→ Assignment
Among the records that follow, find each line holding the word "Кордон" and copy it.

[Dataset entries]
# # # # #

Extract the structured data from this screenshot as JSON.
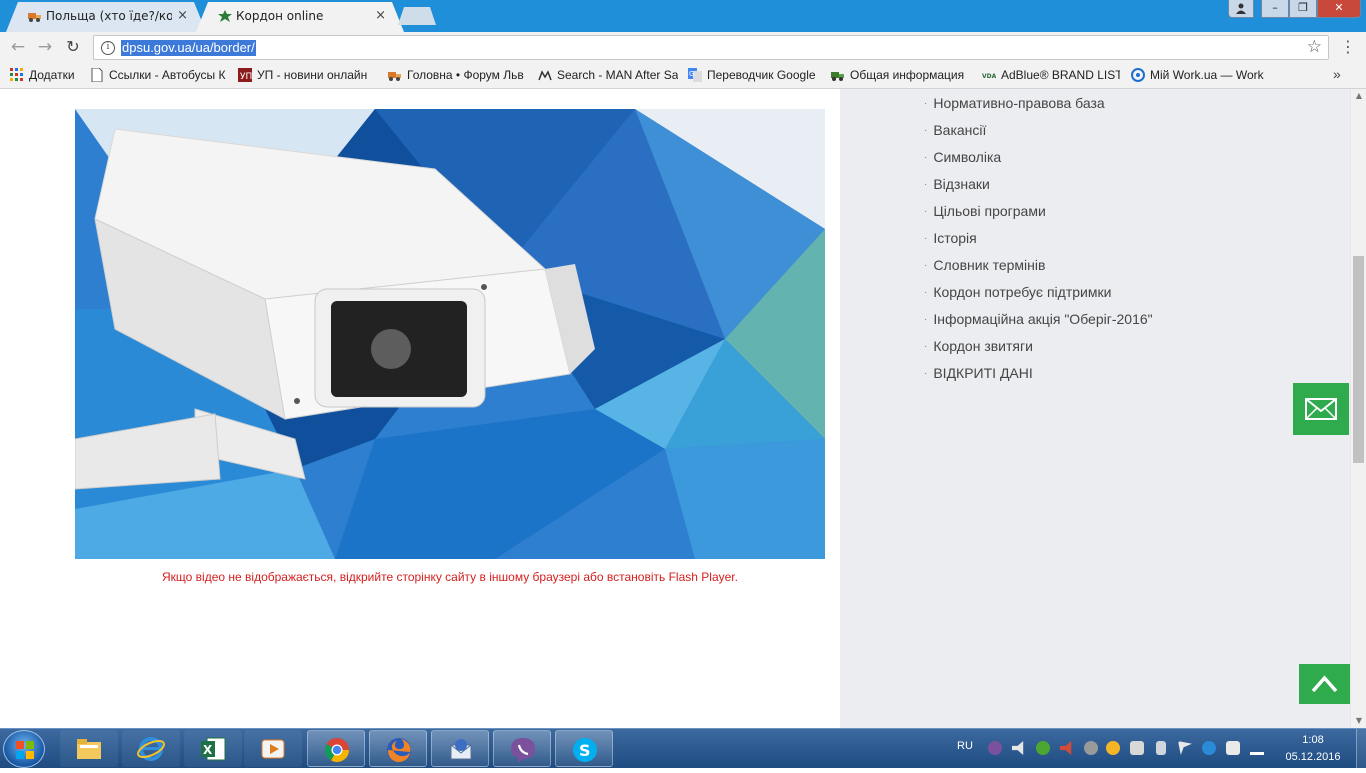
{
  "browser": {
    "tabs": [
      {
        "title": "Польща (хто їде?/кого п",
        "active": false,
        "close": "×"
      },
      {
        "title": "Кордон online",
        "active": true,
        "close": "×"
      }
    ],
    "window_buttons": {
      "minimize": "–",
      "maximize": "❐",
      "close": "✕"
    },
    "nav": {
      "back": "←",
      "forward": "→",
      "reload": "↻"
    },
    "url": "dpsu.gov.ua/ua/border/",
    "info_glyph": "i",
    "star_glyph": "☆",
    "menu_glyph": "⋮",
    "bookmarks": [
      {
        "label": "Додатки",
        "icon": "apps-grid-icon"
      },
      {
        "label": "Ссылки - Автобусы К",
        "icon": "page-icon"
      },
      {
        "label": "УП - новини онлайн",
        "icon": "up-logo-icon"
      },
      {
        "label": "Головна • Форум Льв",
        "icon": "truck-icon"
      },
      {
        "label": "Search - MAN After Sa",
        "icon": "man-logo-icon"
      },
      {
        "label": "Переводчик Google",
        "icon": "google-translate-icon"
      },
      {
        "label": "Общая информация",
        "icon": "truck-green-icon"
      },
      {
        "label": "AdBlue® BRAND LIST",
        "icon": "vda-logo-icon"
      },
      {
        "label": "Мій Work.ua — Work",
        "icon": "workua-logo-icon"
      }
    ],
    "bookmarks_overflow": "»"
  },
  "page": {
    "flash_notice": "Якщо відео не відображається, відкрийте сторінку сайту в іншому браузері або встановіть Flash Player.",
    "sidebar_menu": [
      "Нормативно-правова база",
      "Вакансії",
      "Символіка",
      "Відзнаки",
      "Цільові програми",
      "Історія",
      "Словник термінів",
      "Кордон потребує підтримки",
      "Інформаційна акція \"Оберіг-2016\"",
      "Кордон звитяги",
      "ВІДКРИТІ ДАНІ"
    ],
    "bullet": "·",
    "scroll_up": "▲",
    "scroll_down": "▼",
    "accent_color": "#2faa4c",
    "notice_color": "#d4201f"
  },
  "taskbar": {
    "apps": [
      {
        "name": "windows-explorer",
        "state": "pinned"
      },
      {
        "name": "internet-explorer",
        "state": "pinned"
      },
      {
        "name": "excel",
        "state": "pinned"
      },
      {
        "name": "media-player",
        "state": "pinned"
      },
      {
        "name": "chrome",
        "state": "running"
      },
      {
        "name": "firefox",
        "state": "running"
      },
      {
        "name": "thunderbird",
        "state": "running"
      },
      {
        "name": "viber",
        "state": "running"
      },
      {
        "name": "skype",
        "state": "running"
      }
    ],
    "language": "RU",
    "time": "1:08",
    "date": "05.12.2016"
  }
}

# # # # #

→ Solution to this task
        "title": "Кордон online",
      "Кордон потребує підтримки",
      "Кордон звитяги",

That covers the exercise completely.